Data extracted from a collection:
::::::

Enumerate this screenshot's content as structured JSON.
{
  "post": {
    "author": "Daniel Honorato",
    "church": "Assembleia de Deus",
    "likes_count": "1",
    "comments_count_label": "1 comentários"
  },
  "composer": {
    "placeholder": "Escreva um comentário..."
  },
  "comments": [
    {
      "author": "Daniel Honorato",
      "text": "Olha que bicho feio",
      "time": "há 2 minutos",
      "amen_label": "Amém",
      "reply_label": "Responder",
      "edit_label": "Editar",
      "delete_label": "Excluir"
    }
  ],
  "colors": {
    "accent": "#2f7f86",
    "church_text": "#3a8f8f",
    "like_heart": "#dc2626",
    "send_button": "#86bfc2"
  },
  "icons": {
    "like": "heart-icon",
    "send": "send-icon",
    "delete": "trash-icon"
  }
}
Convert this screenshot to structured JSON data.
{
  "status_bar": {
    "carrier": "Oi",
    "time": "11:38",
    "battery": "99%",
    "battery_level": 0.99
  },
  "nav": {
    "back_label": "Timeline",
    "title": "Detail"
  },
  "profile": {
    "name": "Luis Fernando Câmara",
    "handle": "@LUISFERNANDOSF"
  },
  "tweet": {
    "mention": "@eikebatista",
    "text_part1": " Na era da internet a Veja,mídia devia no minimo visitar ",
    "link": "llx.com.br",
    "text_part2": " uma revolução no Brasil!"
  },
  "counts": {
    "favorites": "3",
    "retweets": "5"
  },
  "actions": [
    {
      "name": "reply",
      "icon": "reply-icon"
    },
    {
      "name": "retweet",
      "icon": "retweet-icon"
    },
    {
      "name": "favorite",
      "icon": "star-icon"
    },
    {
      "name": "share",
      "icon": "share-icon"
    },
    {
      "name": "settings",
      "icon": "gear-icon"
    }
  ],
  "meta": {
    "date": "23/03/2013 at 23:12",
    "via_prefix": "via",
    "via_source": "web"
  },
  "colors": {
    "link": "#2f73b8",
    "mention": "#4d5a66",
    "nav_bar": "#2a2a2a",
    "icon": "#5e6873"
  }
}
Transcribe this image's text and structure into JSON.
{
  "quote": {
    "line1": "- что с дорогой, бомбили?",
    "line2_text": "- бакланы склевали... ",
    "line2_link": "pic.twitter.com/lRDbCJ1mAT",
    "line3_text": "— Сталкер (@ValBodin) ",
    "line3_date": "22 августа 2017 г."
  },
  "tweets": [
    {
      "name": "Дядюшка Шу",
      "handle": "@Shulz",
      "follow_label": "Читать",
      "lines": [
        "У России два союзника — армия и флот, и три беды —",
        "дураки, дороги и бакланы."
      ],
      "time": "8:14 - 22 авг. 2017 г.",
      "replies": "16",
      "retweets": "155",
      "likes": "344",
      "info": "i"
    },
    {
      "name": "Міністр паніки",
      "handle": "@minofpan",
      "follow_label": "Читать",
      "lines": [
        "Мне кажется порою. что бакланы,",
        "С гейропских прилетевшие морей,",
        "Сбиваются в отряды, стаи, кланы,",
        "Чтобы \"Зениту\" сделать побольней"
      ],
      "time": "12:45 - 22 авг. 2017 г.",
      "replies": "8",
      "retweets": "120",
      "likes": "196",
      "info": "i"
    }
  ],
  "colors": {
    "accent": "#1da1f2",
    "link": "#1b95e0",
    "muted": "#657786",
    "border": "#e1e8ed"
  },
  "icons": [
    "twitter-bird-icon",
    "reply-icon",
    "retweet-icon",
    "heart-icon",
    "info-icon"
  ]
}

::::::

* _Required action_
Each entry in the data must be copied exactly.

* _Result of this exercise_
Enumerate this screenshot's content as structured JSON.
{
  "post": {
    "author": "Daniel Honorato",
    "church": "Assembleia de Deus",
    "likes_count": "1",
    "comments_count_label": "1 comentários"
  },
  "composer": {
    "placeholder": "Escreva um comentário..."
  },
  "comments": [
    {
      "author": "Daniel Honorato",
      "text": "Olha que bicho feio",
      "time": "há 2 minutos",
      "amen_label": "Amém",
      "reply_label": "Responder",
      "edit_label": "Editar",
      "delete_label": "Excluir"
    }
  ],
  "colors": {
    "accent": "#2f7f86",
    "church_text": "#3a8f8f",
    "like_heart": "#dc2626",
    "send_button": "#86bfc2"
  },
  "icons": {
    "like": "heart-icon",
    "send": "send-icon",
    "delete": "trash-icon"
  }
}
Convert this screenshot to structured JSON data.
{
  "status_bar": {
    "carrier": "Oi",
    "time": "11:38",
    "battery": "99%",
    "battery_level": 0.99
  },
  "nav": {
    "back_label": "Timeline",
    "title": "Detail"
  },
  "profile": {
    "name": "Luis Fernando Câmara",
    "handle": "@LUISFERNANDOSF"
  },
  "tweet": {
    "mention": "@eikebatista",
    "text_part1": " Na era da internet a Veja,mídia devia no minimo visitar ",
    "link": "llx.com.br",
    "text_part2": " uma revolução no Brasil!"
  },
  "counts": {
    "favorites": "3",
    "retweets": "5"
  },
  "actions": [
    {
      "name": "reply",
      "icon": "reply-icon"
    },
    {
      "name": "retweet",
      "icon": "retweet-icon"
    },
    {
      "name": "favorite",
      "icon": "star-icon"
    },
    {
      "name": "share",
      "icon": "share-icon"
    },
    {
      "name": "settings",
      "icon": "gear-icon"
    }
  ],
  "meta": {
    "date": "23/03/2013 at 23:12",
    "via_prefix": "via",
    "via_source": "web"
  },
  "colors": {
    "link": "#2f73b8",
    "mention": "#4d5a66",
    "nav_bar": "#2a2a2a",
    "icon": "#5e6873"
  }
}
Transcribe this image's text and structure into JSON.
{
  "quote": {
    "line1": "- что с дорогой, бомбили?",
    "line2_text": "- бакланы склевали... ",
    "line2_link": "pic.twitter.com/lRDbCJ1mAT",
    "line3_text": "— Сталкер (@ValBodin) ",
    "line3_date": "22 августа 2017 г."
  },
  "tweets": [
    {
      "name": "Дядюшка Шу",
      "handle": "@Shulz",
      "follow_label": "Читать",
      "lines": [
        "У России два союзника — армия и флот, и три беды —",
        "дураки, дороги и бакланы."
      ],
      "time": "8:14 - 22 авг. 2017 г.",
      "replies": "16",
      "retweets": "155",
      "likes": "344",
      "info": "i"
    },
    {
      "name": "Міністр паніки",
      "handle": "@minofpan",
      "follow_label": "Читать",
      "lines": [
        "Мне кажется порою. что бакланы,",
        "С гейропских прилетевшие морей,",
        "Сбиваются в отряды, стаи, кланы,",
        "Чтобы \"Зениту\" сделать побольней"
      ],
      "time": "12:45 - 22 авг. 2017 г.",
      "replies": "8",
      "retweets": "120",
      "likes": "196",
      "info": "i"
    }
  ],
  "colors": {
    "accent": "#1da1f2",
    "link": "#1b95e0",
    "muted": "#657786",
    "border": "#e1e8ed"
  },
  "icons": [
    "twitter-bird-icon",
    "reply-icon",
    "retweet-icon",
    "heart-icon",
    "info-icon"
  ]
}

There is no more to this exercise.